By Lagi Keresoma
APIA: WEDNESDAY 09 APRIL 2014: Cash power credits already punched in the prepaid electricity meters are still providing credits for some families.
This was revealed by MP Lealailepule Rimoni Aiafi in the Tautua Samoa press conference today.

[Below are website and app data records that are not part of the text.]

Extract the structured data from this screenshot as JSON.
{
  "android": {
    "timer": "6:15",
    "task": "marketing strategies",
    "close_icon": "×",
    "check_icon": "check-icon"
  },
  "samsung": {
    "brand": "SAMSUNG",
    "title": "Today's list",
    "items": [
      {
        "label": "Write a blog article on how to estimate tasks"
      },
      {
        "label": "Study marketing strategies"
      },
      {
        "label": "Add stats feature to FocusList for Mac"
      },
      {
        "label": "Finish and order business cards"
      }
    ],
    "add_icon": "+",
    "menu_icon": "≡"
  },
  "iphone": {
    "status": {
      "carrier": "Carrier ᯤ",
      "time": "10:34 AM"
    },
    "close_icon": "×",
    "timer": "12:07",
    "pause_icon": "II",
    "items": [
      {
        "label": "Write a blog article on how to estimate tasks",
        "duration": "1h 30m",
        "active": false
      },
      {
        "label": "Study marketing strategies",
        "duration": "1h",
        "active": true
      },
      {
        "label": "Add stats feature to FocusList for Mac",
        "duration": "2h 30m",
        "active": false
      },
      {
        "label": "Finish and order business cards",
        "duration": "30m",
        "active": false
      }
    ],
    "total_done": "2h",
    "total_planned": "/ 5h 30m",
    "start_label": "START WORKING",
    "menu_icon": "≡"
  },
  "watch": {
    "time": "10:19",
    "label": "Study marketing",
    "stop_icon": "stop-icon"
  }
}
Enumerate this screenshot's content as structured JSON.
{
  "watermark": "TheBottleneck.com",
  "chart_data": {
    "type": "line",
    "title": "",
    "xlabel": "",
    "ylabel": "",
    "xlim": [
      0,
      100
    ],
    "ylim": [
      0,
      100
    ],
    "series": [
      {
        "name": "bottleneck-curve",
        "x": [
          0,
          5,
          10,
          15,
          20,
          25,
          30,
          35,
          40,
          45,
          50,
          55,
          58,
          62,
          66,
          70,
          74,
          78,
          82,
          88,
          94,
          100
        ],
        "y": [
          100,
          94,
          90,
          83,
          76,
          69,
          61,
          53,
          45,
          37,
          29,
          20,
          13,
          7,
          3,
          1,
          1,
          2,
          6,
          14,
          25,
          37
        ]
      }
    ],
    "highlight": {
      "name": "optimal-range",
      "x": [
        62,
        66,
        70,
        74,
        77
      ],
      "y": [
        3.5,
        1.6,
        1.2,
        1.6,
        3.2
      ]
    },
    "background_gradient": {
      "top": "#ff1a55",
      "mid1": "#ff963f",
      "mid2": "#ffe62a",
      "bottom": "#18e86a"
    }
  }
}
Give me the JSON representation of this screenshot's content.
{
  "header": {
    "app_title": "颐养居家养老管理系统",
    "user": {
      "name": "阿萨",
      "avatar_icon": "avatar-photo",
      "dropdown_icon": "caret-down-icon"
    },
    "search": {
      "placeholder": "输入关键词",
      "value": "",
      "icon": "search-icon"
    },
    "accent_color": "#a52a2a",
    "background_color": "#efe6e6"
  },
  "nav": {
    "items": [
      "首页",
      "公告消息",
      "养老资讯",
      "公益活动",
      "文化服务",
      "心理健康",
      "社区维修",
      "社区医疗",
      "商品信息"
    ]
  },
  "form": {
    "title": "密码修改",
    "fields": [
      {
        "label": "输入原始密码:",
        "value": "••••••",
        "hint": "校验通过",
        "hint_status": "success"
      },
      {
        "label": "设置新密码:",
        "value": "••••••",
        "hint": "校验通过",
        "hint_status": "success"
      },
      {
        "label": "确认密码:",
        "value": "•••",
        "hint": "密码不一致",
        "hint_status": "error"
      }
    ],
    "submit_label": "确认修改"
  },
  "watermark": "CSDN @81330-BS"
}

He said some members of his family have used a cash power credit twice.
“After days of the piece of paper lying around, they punched it in again and to their surprise, they got credit,” he explained.
Lealailepule is calling on the Electric Power Corporation (EPC) to investigate this plunder.
“We are losing millions over this,” he said.
Lealailepule is not blaming the Government but the company hired by EPC to provide the cash power or pre-paid electricity meters.
The issue was raised in Parliament two weeks ago, and the Minister responsible for EPC Manu’alesagalala Enokati Posala said EPC was looking at employing a different contractor to provide cash power meters as the current meters are not secure.
Parliament heard that a lot of people are using electricity illegally through meter tampering and is costing the Government millions of dollars a year.
Also raised in the press conference was the sudden power cut last Sunday night.
Tautua believes in order for EPC to solve this problem they need to invest on quality diesel.
“They need to hire an expert engineer to monitor the generators,” said party whip Lealailepule Rimoni Aiafi.
According to Lealailepule, if a generator was bought from Japan, the contract should have included an engineer from Japan to work at Fiaga for a year and train locals and oversee any technical problems as now experienced.
“They don’t have to wait for months to get someone from overseas to do the job,” said Lealailepule.
“They also need to look at using quality diesel to operate the generators,” said Levaopolo Talatonu Vaai, shadow minister for EPC.
Tautua believes the reason given yesterday by the EPC Chief Executive Officer Tologata Tile Lei’a Tuimalealiifano was just an excuse.
They also rubbished the response from the EPC Minister, Manu’alesagalala Enokati Posala who blamed the diesel used to generate electricity as the cause of the power cut.
“If the diesel is the problem, then they need to look at quality diesel,” said Lealailepule.
Tautua said the answer to the problem is very simple.
“Buy another generator to make up for the 2.2 megawatts needed to cater for the peak demand of electricity usage,” said Levaopolo.
He believes the system shuts down when the usage goes above 17 megawatts at peak demand when the system cannot cope.
Manu’alesagalala said there was no need as there are two reserve generators at Fiaga.
Levaopolo insists the four generators at Fiaga are all in full operation now.